Shirley Stott Despoja muses on a lack of wiser counsels in the third age, the authority of a female voice and the expectation that seniors will volunteer their expertise.
It began with the festive season, as a lot of hairy stuff often does. It set me wondering whether the picture I paint of old age in these columns needs updating. Basically, the problem is that there’s no one to help you through it but your peers, unlike the other ages of humankind. The young don’t understand or, as sometimes happens, understand and exploit. It is an age when supports are often lost through natural attrition. Younger people can call on older and wise supports. We can’t. When things get really bad (quietly, to myself, I assure you) I want my mum. Look Mum, I wish I’d listened better when you were in your third age and been a lot more supportive. How the heck did you get through it? One can feel cheated in old age of wiser counsels. That’s an aspect of bereavement not often mentioned. As though hearing my bleat, my best friend sent me an ad for an ornament in “solid pewter” to help if you’re missing your mum. “The heartfelt message of hope will lift your spirits,” it said. This is the message: Merry Christmas from heaven.
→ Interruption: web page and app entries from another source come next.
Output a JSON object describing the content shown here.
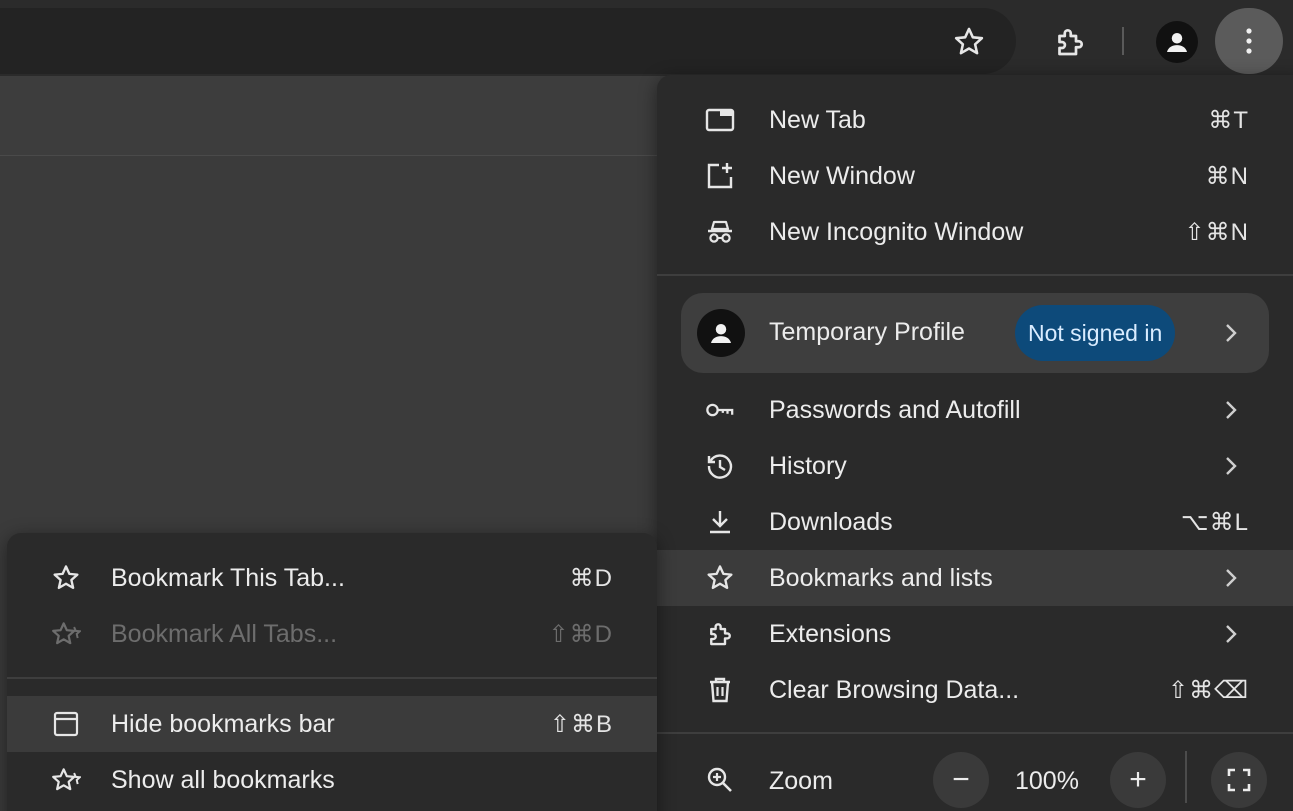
{
  "toolbar": {
    "star_icon": "star-outline-icon",
    "extensions_icon": "puzzle-icon",
    "profile_icon": "person-icon",
    "menu_icon": "vertical-dots-icon"
  },
  "main_menu": {
    "items_top": [
      {
        "label": "New Tab",
        "shortcut": "⌘T"
      },
      {
        "label": "New Window",
        "shortcut": "⌘N"
      },
      {
        "label": "New Incognito Window",
        "shortcut": "⇧⌘N"
      }
    ],
    "profile": {
      "name": "Temporary Profile",
      "badge": "Not signed in"
    },
    "items_mid": [
      {
        "label": "Passwords and Autofill"
      },
      {
        "label": "History"
      },
      {
        "label": "Downloads",
        "shortcut": "⌥⌘L"
      },
      {
        "label": "Bookmarks and lists"
      },
      {
        "label": "Extensions"
      },
      {
        "label": "Clear Browsing Data...",
        "shortcut": "⇧⌘⌫"
      }
    ],
    "zoom": {
      "label": "Zoom",
      "minus": "−",
      "value": "100%",
      "plus": "+"
    }
  },
  "bookmarks_submenu": {
    "items": [
      {
        "label": "Bookmark This Tab...",
        "shortcut": "⌘D"
      },
      {
        "label": "Bookmark All Tabs...",
        "shortcut": "⇧⌘D"
      },
      {
        "label": "Hide bookmarks bar",
        "shortcut": "⇧⌘B"
      },
      {
        "label": "Show all bookmarks"
      }
    ]
  },
  "colors": {
    "menu_bg": "#2a2a2a",
    "hover_bg": "#3b3b3b",
    "badge_bg": "#0d4a7a",
    "badge_text": "#d9ecff"
  }
}
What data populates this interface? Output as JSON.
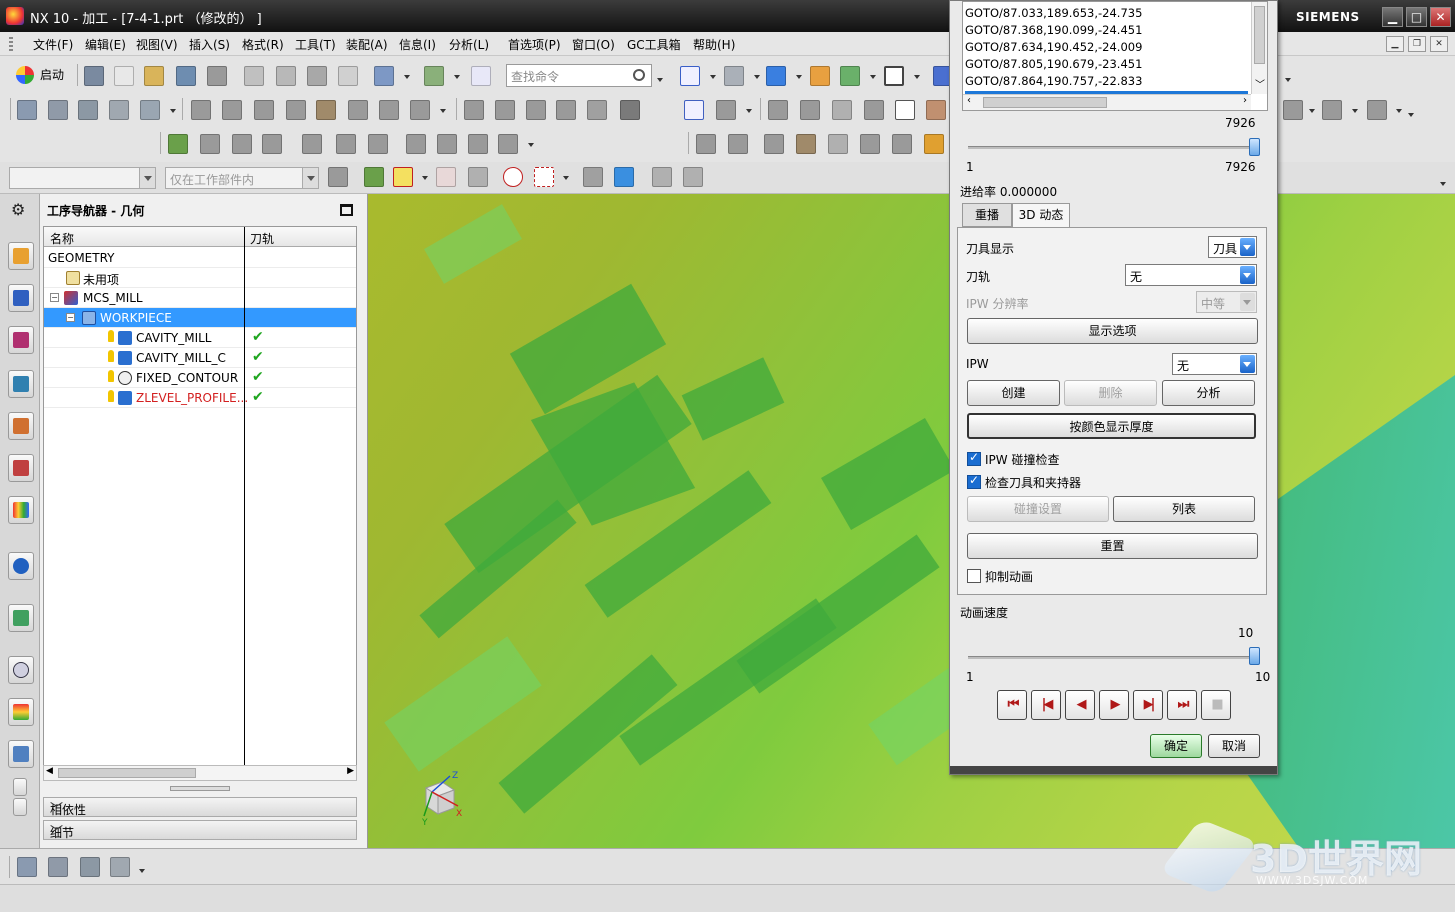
{
  "window": {
    "title": "NX 10 - 加工 - [7-4-1.prt （修改的） ]",
    "brand": "SIEMENS",
    "controls": {
      "minimize": "▁",
      "maximize": "□",
      "close": "✕"
    }
  },
  "menu": {
    "items": [
      "文件(F)",
      "编辑(E)",
      "视图(V)",
      "插入(S)",
      "格式(R)",
      "工具(T)",
      "装配(A)",
      "信息(I)",
      "分析(L)",
      "首选项(P)",
      "窗口(O)",
      "GC工具箱",
      "帮助(H)"
    ]
  },
  "toolbar": {
    "start_label": "启动",
    "search_placeholder": "查找命令"
  },
  "selection_bar": {
    "filter_value": "",
    "scope_value": "仅在工作部件内"
  },
  "navigator": {
    "title": "工序导航器 - 几何",
    "columns": [
      "名称",
      "刀轨"
    ],
    "rows": [
      {
        "label": "GEOMETRY",
        "toolpath": "",
        "selected": false
      },
      {
        "label": "未用项",
        "toolpath": "",
        "selected": false
      },
      {
        "label": "MCS_MILL",
        "toolpath": "",
        "selected": false
      },
      {
        "label": "WORKPIECE",
        "toolpath": "",
        "selected": true
      },
      {
        "label": "CAVITY_MILL",
        "toolpath": "✔",
        "selected": false
      },
      {
        "label": "CAVITY_MILL_C",
        "toolpath": "✔",
        "selected": false
      },
      {
        "label": "FIXED_CONTOUR",
        "toolpath": "✔",
        "selected": false
      },
      {
        "label": "ZLEVEL_PROFILE...",
        "toolpath": "✔",
        "selected": false
      }
    ],
    "panels": [
      "相依性",
      "细节"
    ],
    "highlight_color": "#3399ff",
    "warning_color": "#d32020"
  },
  "dialog": {
    "goto_lines": [
      "GOTO/87.033,189.653,-24.735",
      "GOTO/87.368,190.099,-24.451",
      "GOTO/87.634,190.452,-24.009",
      "GOTO/87.805,190.679,-23.451",
      "GOTO/87.864,190.757,-22.833"
    ],
    "step_slider": {
      "value": "7926",
      "min": "1",
      "max": "7926"
    },
    "feed_label": "进给率 0.000000",
    "tabs": [
      "重播",
      "3D 动态"
    ],
    "active_tab": "3D 动态",
    "tool_display_label": "刀具显示",
    "tool_display_value": "刀具",
    "toolpath_label": "刀轨",
    "toolpath_value": "无",
    "ipw_res_label": "IPW 分辨率",
    "ipw_res_value": "中等",
    "display_options_btn": "显示选项",
    "ipw_label": "IPW",
    "ipw_value": "无",
    "create_btn": "创建",
    "delete_btn": "删除",
    "analyze_btn": "分析",
    "thickness_btn": "按颜色显示厚度",
    "ipw_collision_label": "IPW 碰撞检查",
    "check_tool_label": "检查刀具和夹持器",
    "collision_settings_btn": "碰撞设置",
    "list_btn": "列表",
    "reset_btn": "重置",
    "suppress_anim_label": "抑制动画",
    "anim_speed_label": "动画速度",
    "speed_slider": {
      "value": "10",
      "min": "1",
      "max": "10"
    },
    "playback": [
      "⏮",
      "|◀",
      "◀",
      "▶",
      "▶|",
      "⏭",
      "■"
    ],
    "ok_btn": "确定",
    "cancel_btn": "取消",
    "checks": {
      "ipw_collision": true,
      "check_tool": true,
      "suppress_anim": false
    }
  },
  "viewport": {
    "triad_labels": {
      "z": "Z",
      "y": "Y",
      "x": "X"
    }
  },
  "watermark": {
    "text": "3D世界网",
    "url": "WWW.3DSJW.COM"
  }
}
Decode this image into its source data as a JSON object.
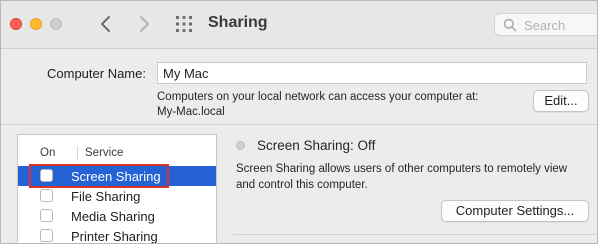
{
  "window": {
    "title": "Sharing"
  },
  "search": {
    "placeholder": "Search"
  },
  "computer_name": {
    "label": "Computer Name:",
    "value": "My Mac",
    "info_line1": "Computers on your local network can access your computer at:",
    "info_line2": "My-Mac.local",
    "edit_label": "Edit..."
  },
  "services": {
    "header_on": "On",
    "header_service": "Service",
    "items": [
      {
        "label": "Screen Sharing",
        "checked": false,
        "selected": true
      },
      {
        "label": "File Sharing",
        "checked": false,
        "selected": false
      },
      {
        "label": "Media Sharing",
        "checked": false,
        "selected": false
      },
      {
        "label": "Printer Sharing",
        "checked": false,
        "selected": false
      }
    ]
  },
  "detail": {
    "status": "Screen Sharing: Off",
    "description_line1": "Screen Sharing allows users of other computers to remotely view",
    "description_line2": "and control this computer.",
    "settings_button": "Computer Settings..."
  },
  "colors": {
    "selection": "#2462d6",
    "highlight_box": "#d9322b",
    "close": "#fe5f57",
    "minimize": "#febc2e"
  },
  "icons": [
    "chevron-left-icon",
    "chevron-right-icon",
    "grid-icon",
    "search-icon"
  ]
}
I love you all dearly, Now don’t shed a tear, I’m spending my Christmas With Jesus this year. It did not help. Topping up petrol, I was asked to pay $20 more than the price on the pump. Then, after a protest, four dollars more than the price on the pump. When the visit to the pump’s price screen backed me up, the person in charge said that must be the amount run up by someone before me who could have left without paying. A small restless, grinning queue formed behind me. I suddenly realised that my voice lacked authority. It is a female voice. What I needed was a strong male voice. To my mind came Adelaide’s adorable eccentric of the 60s, the late Bernard Hesling, who used to tell a story about Sally Army women singing, “Oh for a man, Oh for a man, Oh for a mansion in the sky.” No man appeared to be my voice of authority, so I ended up paying four dollars extra and feeling bloody old and unsupported. Then, both remote controls for opening my car stopped working. I drove to my local car repairer where, of course, they worked perfectly well. Back home the remotes did not work. The obvious people I rang were not encouraging, not quite believing me, but not quite saying so. I began to experience the world through a film of prejudice against old people, a target for the unscrupulous and the disbelieving. My good neighbours took the trouble to define the dead spot as five house-fronts, either side of the road. And a clever great nephew on the other side of the world worked out that someone was probably playing games with a cheap jammer and because my remotes were older than those of my neighbours, the jamming worked on my remotes’ frequency but not theirs. Sometime after midnight, the jamming stopped. The petrol station and the jammer had made a dent in my confidence as an old person. I was furious but… of course the bushfires, suffering animals and humans, and then Charlie knocked my fury off the map and I probably won’t even bother making complaints.
The question of volunteering
For people who want to add value to their third age by volunteering, lots of information and encouragement are available in a new book, Positive Ageing: Think Volunteering, edited by Louise Rogers and Joy Noble (published by Volunteering SA&NT Inc 8221 7177). Volunteers write about how helping others enriches their life and experts on ageing write about the mental and physical benefits of these activities to the old. Volunteering supports many of our social services to the extent that if the retirement age were increased, the decrease in work by many volunteers would likely produce a crisis in care and education. As social policy expert Professor Jeni Warburton puts it in her chapter, “volunteering makes a large economic contribution, through volunteers’ personal expenditure and savings to government”. For anyone thinking about volunteering, this book has good, even inspiring information. I am not a disbeliever, but I am not sure that I understand why a person who has acquired skills over many decades should be expected to work for no pay simply because of age. We need to moderate the idea that old people need to find something to do with the less ageist aim of making employers understand the value of older workers. But that is not to disparage this valuable guide to what old people may choose to do in their communities and to enhance their skills. If I were young now, perhaps one of the things I would consider when choosing a career would be whether I could continue in it as long as I wished, as long as I am capable. The young are not thinking like that now. It seems to be hard enough to get them to be serious about superannuation. Remember, paying taxes is an excellent way of “giving back”.